I seriously have no interest in judging the Mendeley folks. I still like them, and who am I to judge? If someone offered me $45M (the minimum estimate that I’ve seen) for a company I built from nothing, and especially if the acquiring company assured me that it would preserve the values of that company, I might well take the money. My judgment is actually on myself. My faith in the ability of well-intentioned private companies to withstand the brute force of money has been shaken. After all this time, I was foolish to have believed otherwise.

MrGunn tweets: “We don’t expect you to be joyous, just to give us a chance to show you what we can do.” Fair enough. I would be thrilled to be wrong. Unfortunately, the real question is not what Mendeley will do, but what Elsevier will do. And in that I have much less faith.


I’ve been getting the Twitter handles of Mendeley and Elsevier wrong. Ack. The right ones: @Mendeley_com and @ElsevierScience. Sorry!


August 18, 2010

[2b2k] Mendeley and the ecology of science

Perhaps the coolest thing about writing a book is that you have an excuse to interview people you otherwise wouldn’t get to talk with.

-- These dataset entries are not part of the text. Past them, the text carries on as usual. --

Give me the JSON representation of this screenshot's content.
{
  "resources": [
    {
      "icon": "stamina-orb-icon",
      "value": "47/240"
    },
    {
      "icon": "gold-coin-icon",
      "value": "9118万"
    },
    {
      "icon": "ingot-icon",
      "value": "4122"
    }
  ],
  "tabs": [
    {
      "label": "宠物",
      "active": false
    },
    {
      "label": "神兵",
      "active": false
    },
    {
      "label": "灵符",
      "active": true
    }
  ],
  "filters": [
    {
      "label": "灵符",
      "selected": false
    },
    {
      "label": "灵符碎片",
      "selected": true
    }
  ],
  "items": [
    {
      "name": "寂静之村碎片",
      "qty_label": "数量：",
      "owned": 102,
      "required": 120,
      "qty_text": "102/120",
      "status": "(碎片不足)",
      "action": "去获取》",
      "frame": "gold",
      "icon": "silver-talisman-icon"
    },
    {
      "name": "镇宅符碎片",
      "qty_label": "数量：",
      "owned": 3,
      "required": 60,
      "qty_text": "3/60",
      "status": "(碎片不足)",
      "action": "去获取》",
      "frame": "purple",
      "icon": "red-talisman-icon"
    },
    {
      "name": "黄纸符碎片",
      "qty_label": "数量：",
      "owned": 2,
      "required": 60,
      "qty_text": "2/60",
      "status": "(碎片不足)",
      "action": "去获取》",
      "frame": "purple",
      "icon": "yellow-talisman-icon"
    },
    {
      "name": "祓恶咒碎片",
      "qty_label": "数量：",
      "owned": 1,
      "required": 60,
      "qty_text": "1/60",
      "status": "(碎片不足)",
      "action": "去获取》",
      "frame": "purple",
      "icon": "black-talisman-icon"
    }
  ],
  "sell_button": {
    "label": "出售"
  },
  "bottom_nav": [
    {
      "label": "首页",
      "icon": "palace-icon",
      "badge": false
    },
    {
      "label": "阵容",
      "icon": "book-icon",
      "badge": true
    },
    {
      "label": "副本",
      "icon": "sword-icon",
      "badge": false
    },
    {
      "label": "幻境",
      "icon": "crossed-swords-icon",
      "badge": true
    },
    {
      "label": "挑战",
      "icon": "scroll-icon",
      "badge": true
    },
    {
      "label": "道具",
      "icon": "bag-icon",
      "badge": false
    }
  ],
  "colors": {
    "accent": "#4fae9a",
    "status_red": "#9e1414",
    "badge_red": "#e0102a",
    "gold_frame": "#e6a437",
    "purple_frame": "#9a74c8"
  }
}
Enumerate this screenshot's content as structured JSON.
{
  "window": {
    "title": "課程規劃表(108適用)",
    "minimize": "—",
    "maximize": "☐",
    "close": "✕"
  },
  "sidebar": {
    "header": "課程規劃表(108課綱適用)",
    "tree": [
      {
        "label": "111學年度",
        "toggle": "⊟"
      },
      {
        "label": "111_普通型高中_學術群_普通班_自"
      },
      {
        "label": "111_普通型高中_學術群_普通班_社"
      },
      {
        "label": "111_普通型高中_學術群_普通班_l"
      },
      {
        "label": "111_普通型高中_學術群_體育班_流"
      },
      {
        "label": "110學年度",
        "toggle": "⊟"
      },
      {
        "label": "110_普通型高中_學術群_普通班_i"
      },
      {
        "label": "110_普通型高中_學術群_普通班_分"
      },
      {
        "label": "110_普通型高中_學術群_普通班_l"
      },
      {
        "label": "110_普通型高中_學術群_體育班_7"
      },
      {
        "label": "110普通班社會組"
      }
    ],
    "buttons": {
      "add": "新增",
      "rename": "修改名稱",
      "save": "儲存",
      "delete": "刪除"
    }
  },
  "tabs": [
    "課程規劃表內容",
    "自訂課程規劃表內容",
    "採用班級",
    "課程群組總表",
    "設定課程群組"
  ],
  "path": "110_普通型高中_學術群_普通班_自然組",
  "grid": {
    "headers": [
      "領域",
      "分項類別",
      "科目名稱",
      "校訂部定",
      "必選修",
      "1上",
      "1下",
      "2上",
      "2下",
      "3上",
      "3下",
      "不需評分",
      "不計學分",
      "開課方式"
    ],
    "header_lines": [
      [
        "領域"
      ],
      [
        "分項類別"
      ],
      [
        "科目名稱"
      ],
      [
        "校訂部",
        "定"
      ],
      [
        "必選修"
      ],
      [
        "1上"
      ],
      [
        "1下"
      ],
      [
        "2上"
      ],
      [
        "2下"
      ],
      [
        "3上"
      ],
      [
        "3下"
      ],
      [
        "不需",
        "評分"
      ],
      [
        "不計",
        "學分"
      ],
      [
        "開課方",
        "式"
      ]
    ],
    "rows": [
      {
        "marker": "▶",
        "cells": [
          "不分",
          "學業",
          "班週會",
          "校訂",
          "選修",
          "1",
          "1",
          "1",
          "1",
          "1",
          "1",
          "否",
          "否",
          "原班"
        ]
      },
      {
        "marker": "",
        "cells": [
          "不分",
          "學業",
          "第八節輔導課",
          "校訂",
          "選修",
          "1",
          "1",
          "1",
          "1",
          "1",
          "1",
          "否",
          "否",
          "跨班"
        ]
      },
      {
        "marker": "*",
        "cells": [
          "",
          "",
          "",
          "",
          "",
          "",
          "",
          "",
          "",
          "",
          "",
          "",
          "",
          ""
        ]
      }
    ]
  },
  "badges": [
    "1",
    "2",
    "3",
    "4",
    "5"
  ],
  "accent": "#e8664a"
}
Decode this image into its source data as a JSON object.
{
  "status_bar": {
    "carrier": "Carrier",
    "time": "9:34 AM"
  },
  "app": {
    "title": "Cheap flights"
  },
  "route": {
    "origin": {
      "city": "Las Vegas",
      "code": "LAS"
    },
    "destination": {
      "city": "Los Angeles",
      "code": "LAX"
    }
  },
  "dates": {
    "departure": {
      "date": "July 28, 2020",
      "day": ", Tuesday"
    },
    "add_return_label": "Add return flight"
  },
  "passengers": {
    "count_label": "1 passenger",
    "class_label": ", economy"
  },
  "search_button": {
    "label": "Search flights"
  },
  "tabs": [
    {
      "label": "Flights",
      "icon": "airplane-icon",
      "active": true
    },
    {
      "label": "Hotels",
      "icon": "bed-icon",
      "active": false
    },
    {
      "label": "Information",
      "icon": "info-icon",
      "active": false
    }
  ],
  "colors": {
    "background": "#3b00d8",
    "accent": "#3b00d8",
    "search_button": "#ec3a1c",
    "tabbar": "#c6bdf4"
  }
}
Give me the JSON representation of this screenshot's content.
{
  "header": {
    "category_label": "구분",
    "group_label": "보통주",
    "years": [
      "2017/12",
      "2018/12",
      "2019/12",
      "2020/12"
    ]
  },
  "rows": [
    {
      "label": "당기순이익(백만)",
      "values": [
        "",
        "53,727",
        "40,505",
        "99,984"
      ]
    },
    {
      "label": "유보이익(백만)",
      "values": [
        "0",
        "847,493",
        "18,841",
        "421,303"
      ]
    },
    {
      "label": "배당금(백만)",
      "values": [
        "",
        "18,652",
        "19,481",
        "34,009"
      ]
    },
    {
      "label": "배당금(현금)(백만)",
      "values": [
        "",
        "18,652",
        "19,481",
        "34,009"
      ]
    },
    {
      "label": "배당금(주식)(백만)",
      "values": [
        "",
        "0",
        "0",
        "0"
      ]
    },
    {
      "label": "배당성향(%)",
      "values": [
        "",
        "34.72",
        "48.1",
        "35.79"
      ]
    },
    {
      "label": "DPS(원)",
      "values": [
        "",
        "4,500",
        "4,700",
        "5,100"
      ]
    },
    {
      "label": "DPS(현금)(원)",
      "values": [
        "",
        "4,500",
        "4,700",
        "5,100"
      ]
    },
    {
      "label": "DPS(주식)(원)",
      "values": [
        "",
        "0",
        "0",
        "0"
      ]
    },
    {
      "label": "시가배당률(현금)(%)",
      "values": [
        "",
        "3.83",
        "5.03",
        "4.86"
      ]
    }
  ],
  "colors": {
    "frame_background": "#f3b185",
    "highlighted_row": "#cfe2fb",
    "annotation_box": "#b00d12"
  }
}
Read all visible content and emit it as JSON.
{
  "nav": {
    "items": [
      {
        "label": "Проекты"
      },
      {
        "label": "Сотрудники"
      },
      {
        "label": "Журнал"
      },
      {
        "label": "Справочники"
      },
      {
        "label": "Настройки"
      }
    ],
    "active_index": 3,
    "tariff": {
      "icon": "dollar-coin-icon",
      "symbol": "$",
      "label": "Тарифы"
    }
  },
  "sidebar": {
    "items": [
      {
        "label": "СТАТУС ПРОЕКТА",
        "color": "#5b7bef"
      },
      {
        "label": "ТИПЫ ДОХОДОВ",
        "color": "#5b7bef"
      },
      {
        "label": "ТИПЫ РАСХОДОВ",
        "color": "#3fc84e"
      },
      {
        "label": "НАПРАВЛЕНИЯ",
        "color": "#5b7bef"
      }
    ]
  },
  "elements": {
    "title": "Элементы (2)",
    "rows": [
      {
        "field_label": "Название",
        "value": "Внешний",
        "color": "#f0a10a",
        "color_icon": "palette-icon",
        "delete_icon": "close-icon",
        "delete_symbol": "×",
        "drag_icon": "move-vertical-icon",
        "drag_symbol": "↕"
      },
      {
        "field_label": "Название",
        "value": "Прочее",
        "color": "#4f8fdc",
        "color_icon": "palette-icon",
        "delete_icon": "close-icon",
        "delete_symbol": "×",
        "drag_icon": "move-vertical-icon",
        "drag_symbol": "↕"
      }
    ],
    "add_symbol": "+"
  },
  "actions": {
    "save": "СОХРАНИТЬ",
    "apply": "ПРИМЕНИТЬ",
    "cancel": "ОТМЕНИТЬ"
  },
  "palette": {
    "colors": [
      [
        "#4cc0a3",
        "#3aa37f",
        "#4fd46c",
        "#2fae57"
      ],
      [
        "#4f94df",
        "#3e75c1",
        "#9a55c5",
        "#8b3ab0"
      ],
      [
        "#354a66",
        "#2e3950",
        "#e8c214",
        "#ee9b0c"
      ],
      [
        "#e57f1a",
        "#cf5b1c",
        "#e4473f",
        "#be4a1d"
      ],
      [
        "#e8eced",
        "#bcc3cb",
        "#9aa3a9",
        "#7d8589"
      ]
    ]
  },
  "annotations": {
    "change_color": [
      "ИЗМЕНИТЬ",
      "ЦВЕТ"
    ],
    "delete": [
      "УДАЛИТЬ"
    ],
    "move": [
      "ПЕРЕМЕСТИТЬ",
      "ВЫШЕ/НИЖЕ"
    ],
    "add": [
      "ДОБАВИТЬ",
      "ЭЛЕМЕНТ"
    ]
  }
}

Today I interviewed Victor Henning, the co-founder of Mendeley, a very popular desktop app for researchers that indexes your PDFs, provides social reading and researching tools, and aggregates anonymized information about what researchers are actually reading and annotating. There’s a lot packed into Mendeley, all designed to help researchers find out what they need to know, primarily though social means.

Victor and some friends founded Mendeley as grad students when they discovered that although they were in different fields, their research needs and processes were very similar. In the twenty months since its launch in January 2009, it’s grown to 450,000 users, with 33 million documents in its database.

I’m thinking of using Mendeley as an example of how the scientific landscape has changed. Although it’s hard to find uncredentialed amateurs who, thanks to the Web, have made large individual contributions to science — for most of the sciences, you need lots of training and access to expensive equipment — the Net has changed the world in which credentialed experts work. For example, Mendeley is able to provide a much more responsive picture of the trendlines in scientific research than the “impact factor” by which journals measure their significance; the impact factor looks at the number of citations of the articles in a journal over the prior two years, divided by the total number of articles in the journal. Two to three years is a long time to wait to measure impact. Plus, as Victor points out, Mendeley can be much more granular.

As Victor says: “My personal opinion is that some form of credentials will always matter. It’s a heuristic to decide if some other person can be trusted. But credentials will not just be that someone is a tenured profession or is at a top isnstution or is published in Science or Nature. In the Mendeley context it may be that his paper has lots of readers, or lots of rankings or tags.”

The old authorities and credentials are still there and are likely to continue to have weight. But the ocean in which they swim is now filled with a lot more fish.